- _Problem to solve_: Hand back each record exactly as you find it.

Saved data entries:
■ ■ ■
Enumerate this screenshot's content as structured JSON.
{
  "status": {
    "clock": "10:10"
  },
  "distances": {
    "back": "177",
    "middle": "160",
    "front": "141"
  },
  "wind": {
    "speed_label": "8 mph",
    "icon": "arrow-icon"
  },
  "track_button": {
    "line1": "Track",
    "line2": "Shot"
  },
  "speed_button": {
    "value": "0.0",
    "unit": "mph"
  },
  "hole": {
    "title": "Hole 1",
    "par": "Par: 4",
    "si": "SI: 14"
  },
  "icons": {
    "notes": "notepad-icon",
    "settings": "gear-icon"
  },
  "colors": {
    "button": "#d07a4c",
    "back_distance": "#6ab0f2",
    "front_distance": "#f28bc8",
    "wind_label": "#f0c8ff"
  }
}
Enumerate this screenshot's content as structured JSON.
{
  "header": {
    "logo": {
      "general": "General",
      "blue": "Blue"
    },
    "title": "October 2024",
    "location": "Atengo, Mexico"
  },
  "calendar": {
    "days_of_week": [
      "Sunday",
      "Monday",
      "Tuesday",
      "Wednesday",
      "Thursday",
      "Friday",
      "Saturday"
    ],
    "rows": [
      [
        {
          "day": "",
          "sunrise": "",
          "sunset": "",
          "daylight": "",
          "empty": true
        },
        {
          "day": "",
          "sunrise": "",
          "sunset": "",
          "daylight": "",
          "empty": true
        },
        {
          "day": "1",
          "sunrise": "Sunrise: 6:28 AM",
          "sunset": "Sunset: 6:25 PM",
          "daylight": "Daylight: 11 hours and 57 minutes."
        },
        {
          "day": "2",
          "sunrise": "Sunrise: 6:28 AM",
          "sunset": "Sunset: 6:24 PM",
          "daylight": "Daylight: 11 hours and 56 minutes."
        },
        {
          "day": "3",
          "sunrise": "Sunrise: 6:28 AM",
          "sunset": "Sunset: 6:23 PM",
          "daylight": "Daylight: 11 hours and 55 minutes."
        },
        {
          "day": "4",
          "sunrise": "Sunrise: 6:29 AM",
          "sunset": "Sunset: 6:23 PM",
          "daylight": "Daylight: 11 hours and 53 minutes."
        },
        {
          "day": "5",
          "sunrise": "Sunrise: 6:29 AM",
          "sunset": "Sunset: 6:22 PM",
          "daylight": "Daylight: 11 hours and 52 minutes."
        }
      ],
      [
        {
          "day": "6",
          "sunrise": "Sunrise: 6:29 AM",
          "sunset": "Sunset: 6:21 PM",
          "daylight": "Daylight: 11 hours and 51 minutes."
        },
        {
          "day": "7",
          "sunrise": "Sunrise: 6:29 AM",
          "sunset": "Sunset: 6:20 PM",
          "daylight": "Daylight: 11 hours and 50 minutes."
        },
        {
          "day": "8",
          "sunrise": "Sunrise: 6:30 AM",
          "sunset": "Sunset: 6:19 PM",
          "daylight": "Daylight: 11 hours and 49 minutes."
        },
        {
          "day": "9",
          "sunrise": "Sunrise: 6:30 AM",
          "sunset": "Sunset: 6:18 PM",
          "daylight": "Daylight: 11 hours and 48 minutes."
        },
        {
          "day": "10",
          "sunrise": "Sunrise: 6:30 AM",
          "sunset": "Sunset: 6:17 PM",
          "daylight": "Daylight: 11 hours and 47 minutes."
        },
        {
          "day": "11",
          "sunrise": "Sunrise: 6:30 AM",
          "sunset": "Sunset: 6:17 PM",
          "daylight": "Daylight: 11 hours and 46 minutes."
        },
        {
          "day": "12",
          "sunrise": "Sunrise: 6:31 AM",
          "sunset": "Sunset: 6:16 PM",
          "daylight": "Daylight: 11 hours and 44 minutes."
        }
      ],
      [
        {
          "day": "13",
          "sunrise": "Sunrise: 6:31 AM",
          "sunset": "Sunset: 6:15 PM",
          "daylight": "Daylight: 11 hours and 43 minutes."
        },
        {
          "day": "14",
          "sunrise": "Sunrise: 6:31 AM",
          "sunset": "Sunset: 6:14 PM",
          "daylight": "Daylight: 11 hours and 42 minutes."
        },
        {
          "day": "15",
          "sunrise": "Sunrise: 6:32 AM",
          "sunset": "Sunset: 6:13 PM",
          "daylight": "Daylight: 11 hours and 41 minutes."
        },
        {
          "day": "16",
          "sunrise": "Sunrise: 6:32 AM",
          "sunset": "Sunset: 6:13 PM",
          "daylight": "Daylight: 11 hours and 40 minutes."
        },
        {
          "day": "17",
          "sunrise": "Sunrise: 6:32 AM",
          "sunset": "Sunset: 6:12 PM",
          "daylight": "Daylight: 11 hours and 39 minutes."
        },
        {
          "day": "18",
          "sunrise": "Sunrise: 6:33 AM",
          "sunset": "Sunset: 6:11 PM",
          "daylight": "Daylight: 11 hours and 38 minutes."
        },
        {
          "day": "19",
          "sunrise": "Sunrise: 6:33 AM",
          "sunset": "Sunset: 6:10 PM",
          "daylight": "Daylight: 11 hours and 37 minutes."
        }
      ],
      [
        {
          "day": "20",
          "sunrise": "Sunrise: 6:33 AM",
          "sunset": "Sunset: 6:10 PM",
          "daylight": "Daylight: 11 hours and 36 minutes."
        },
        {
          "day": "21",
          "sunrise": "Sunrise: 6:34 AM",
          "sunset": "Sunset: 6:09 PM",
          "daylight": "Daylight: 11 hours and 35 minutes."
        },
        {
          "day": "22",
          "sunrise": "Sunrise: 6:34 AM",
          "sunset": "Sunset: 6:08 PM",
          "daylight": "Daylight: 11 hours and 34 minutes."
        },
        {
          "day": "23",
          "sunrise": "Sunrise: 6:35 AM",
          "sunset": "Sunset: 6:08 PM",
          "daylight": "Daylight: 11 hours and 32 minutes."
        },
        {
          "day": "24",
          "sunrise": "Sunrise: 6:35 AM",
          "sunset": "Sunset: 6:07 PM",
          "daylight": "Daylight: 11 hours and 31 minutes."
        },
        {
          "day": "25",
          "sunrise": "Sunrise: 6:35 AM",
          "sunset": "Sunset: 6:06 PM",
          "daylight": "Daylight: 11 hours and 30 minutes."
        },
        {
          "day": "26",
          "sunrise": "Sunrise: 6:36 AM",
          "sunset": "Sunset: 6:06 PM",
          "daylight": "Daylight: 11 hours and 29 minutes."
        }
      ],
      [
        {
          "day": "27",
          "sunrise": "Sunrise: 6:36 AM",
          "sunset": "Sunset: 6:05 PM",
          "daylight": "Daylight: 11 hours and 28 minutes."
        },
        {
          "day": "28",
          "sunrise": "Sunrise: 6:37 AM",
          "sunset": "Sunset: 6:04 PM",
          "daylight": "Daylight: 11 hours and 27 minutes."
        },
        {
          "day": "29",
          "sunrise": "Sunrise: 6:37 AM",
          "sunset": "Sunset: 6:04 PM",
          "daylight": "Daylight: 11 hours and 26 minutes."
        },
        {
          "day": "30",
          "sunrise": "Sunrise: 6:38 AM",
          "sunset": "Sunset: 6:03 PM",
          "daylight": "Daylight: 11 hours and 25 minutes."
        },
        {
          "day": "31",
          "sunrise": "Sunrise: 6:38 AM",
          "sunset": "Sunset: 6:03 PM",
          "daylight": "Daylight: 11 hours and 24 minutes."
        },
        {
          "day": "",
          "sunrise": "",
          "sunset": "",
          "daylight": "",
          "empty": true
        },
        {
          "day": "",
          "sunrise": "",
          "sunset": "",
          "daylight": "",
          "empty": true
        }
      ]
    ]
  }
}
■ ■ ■
- _Exercise answer_:
Enumerate this screenshot's content as structured JSON.
{
  "status": {
    "clock": "10:10"
  },
  "distances": {
    "back": "177",
    "middle": "160",
    "front": "141"
  },
  "wind": {
    "speed_label": "8 mph",
    "icon": "arrow-icon"
  },
  "track_button": {
    "line1": "Track",
    "line2": "Shot"
  },
  "speed_button": {
    "value": "0.0",
    "unit": "mph"
  },
  "hole": {
    "title": "Hole 1",
    "par": "Par: 4",
    "si": "SI: 14"
  },
  "icons": {
    "notes": "notepad-icon",
    "settings": "gear-icon"
  },
  "colors": {
    "button": "#d07a4c",
    "back_distance": "#6ab0f2",
    "front_distance": "#f28bc8",
    "wind_label": "#f0c8ff"
  }
}
Enumerate this screenshot's content as structured JSON.
{
  "header": {
    "logo": {
      "general": "General",
      "blue": "Blue"
    },
    "title": "October 2024",
    "location": "Atengo, Mexico"
  },
  "calendar": {
    "days_of_week": [
      "Sunday",
      "Monday",
      "Tuesday",
      "Wednesday",
      "Thursday",
      "Friday",
      "Saturday"
    ],
    "rows": [
      [
        {
          "day": "",
          "sunrise": "",
          "sunset": "",
          "daylight": "",
          "empty": true
        },
        {
          "day": "",
          "sunrise": "",
          "sunset": "",
          "daylight": "",
          "empty": true
        },
        {
          "day": "1",
          "sunrise": "Sunrise: 6:28 AM",
          "sunset": "Sunset: 6:25 PM",
          "daylight": "Daylight: 11 hours and 57 minutes."
        },
        {
          "day": "2",
          "sunrise": "Sunrise: 6:28 AM",
          "sunset": "Sunset: 6:24 PM",
          "daylight": "Daylight: 11 hours and 56 minutes."
        },
        {
          "day": "3",
          "sunrise": "Sunrise: 6:28 AM",
          "sunset": "Sunset: 6:23 PM",
          "daylight": "Daylight: 11 hours and 55 minutes."
        },
        {
          "day": "4",
          "sunrise": "Sunrise: 6:29 AM",
          "sunset": "Sunset: 6:23 PM",
          "daylight": "Daylight: 11 hours and 53 minutes."
        },
        {
          "day": "5",
          "sunrise": "Sunrise: 6:29 AM",
          "sunset": "Sunset: 6:22 PM",
          "daylight": "Daylight: 11 hours and 52 minutes."
        }
      ],
      [
        {
          "day": "6",
          "sunrise": "Sunrise: 6:29 AM",
          "sunset": "Sunset: 6:21 PM",
          "daylight": "Daylight: 11 hours and 51 minutes."
        },
        {
          "day": "7",
          "sunrise": "Sunrise: 6:29 AM",
          "sunset": "Sunset: 6:20 PM",
          "daylight": "Daylight: 11 hours and 50 minutes."
        },
        {
          "day": "8",
          "sunrise": "Sunrise: 6:30 AM",
          "sunset": "Sunset: 6:19 PM",
          "daylight": "Daylight: 11 hours and 49 minutes."
        },
        {
          "day": "9",
          "sunrise": "Sunrise: 6:30 AM",
          "sunset": "Sunset: 6:18 PM",
          "daylight": "Daylight: 11 hours and 48 minutes."
        },
        {
          "day": "10",
          "sunrise": "Sunrise: 6:30 AM",
          "sunset": "Sunset: 6:17 PM",
          "daylight": "Daylight: 11 hours and 47 minutes."
        },
        {
          "day": "11",
          "sunrise": "Sunrise: 6:30 AM",
          "sunset": "Sunset: 6:17 PM",
          "daylight": "Daylight: 11 hours and 46 minutes."
        },
        {
          "day": "12",
          "sunrise": "Sunrise: 6:31 AM",
          "sunset": "Sunset: 6:16 PM",
          "daylight": "Daylight: 11 hours and 44 minutes."
        }
      ],
      [
        {
          "day": "13",
          "sunrise": "Sunrise: 6:31 AM",
          "sunset": "Sunset: 6:15 PM",
          "daylight": "Daylight: 11 hours and 43 minutes."
        },
        {
          "day": "14",
          "sunrise": "Sunrise: 6:31 AM",
          "sunset": "Sunset: 6:14 PM",
          "daylight": "Daylight: 11 hours and 42 minutes."
        },
        {
          "day": "15",
          "sunrise": "Sunrise: 6:32 AM",
          "sunset": "Sunset: 6:13 PM",
          "daylight": "Daylight: 11 hours and 41 minutes."
        },
        {
          "day": "16",
          "sunrise": "Sunrise: 6:32 AM",
          "sunset": "Sunset: 6:13 PM",
          "daylight": "Daylight: 11 hours and 40 minutes."
        },
        {
          "day": "17",
          "sunrise": "Sunrise: 6:32 AM",
          "sunset": "Sunset: 6:12 PM",
          "daylight": "Daylight: 11 hours and 39 minutes."
        },
        {
          "day": "18",
          "sunrise": "Sunrise: 6:33 AM",
          "sunset": "Sunset: 6:11 PM",
          "daylight": "Daylight: 11 hours and 38 minutes."
        },
        {
          "day": "19",
          "sunrise": "Sunrise: 6:33 AM",
          "sunset": "Sunset: 6:10 PM",
          "daylight": "Daylight: 11 hours and 37 minutes."
        }
      ],
      [
        {
          "day": "20",
          "sunrise": "Sunrise: 6:33 AM",
          "sunset": "Sunset: 6:10 PM",
          "daylight": "Daylight: 11 hours and 36 minutes."
        },
        {
          "day": "21",
          "sunrise": "Sunrise: 6:34 AM",
          "sunset": "Sunset: 6:09 PM",
          "daylight": "Daylight: 11 hours and 35 minutes."
        },
        {
          "day": "22",
          "sunrise": "Sunrise: 6:34 AM",
          "sunset": "Sunset: 6:08 PM",
          "daylight": "Daylight: 11 hours and 34 minutes."
        },
        {
          "day": "23",
          "sunrise": "Sunrise: 6:35 AM",
          "sunset": "Sunset: 6:08 PM",
          "daylight": "Daylight: 11 hours and 32 minutes."
        },
        {
          "day": "24",
          "sunrise": "Sunrise: 6:35 AM",
          "sunset": "Sunset: 6:07 PM",
          "daylight": "Daylight: 11 hours and 31 minutes."
        },
        {
          "day": "25",
          "sunrise": "Sunrise: 6:35 AM",
          "sunset": "Sunset: 6:06 PM",
          "daylight": "Daylight: 11 hours and 30 minutes."
        },
        {
          "day": "26",
          "sunrise": "Sunrise: 6:36 AM",
          "sunset": "Sunset: 6:06 PM",
          "daylight": "Daylight: 11 hours and 29 minutes."
        }
      ],
      [
        {
          "day": "27",
          "sunrise": "Sunrise: 6:36 AM",
          "sunset": "Sunset: 6:05 PM",
          "daylight": "Daylight: 11 hours and 28 minutes."
        },
        {
          "day": "28",
          "sunrise": "Sunrise: 6:37 AM",
          "sunset": "Sunset: 6:04 PM",
          "daylight": "Daylight: 11 hours and 27 minutes."
        },
        {
          "day": "29",
          "sunrise": "Sunrise: 6:37 AM",
          "sunset": "Sunset: 6:04 PM",
          "daylight": "Daylight: 11 hours and 26 minutes."
        },
        {
          "day": "30",
          "sunrise": "Sunrise: 6:38 AM",
          "sunset": "Sunset: 6:03 PM",
          "daylight": "Daylight: 11 hours and 25 minutes."
        },
        {
          "day": "31",
          "sunrise": "Sunrise: 6:38 AM",
          "sunset": "Sunset: 6:03 PM",
          "daylight": "Daylight: 11 hours and 24 minutes."
        },
        {
          "day": "",
          "sunrise": "",
          "sunset": "",
          "daylight": "",
          "empty": true
        },
        {
          "day": "",
          "sunrise": "",
          "sunset": "",
          "daylight": "",
          "empty": true
        }
      ]
    ]
  }
}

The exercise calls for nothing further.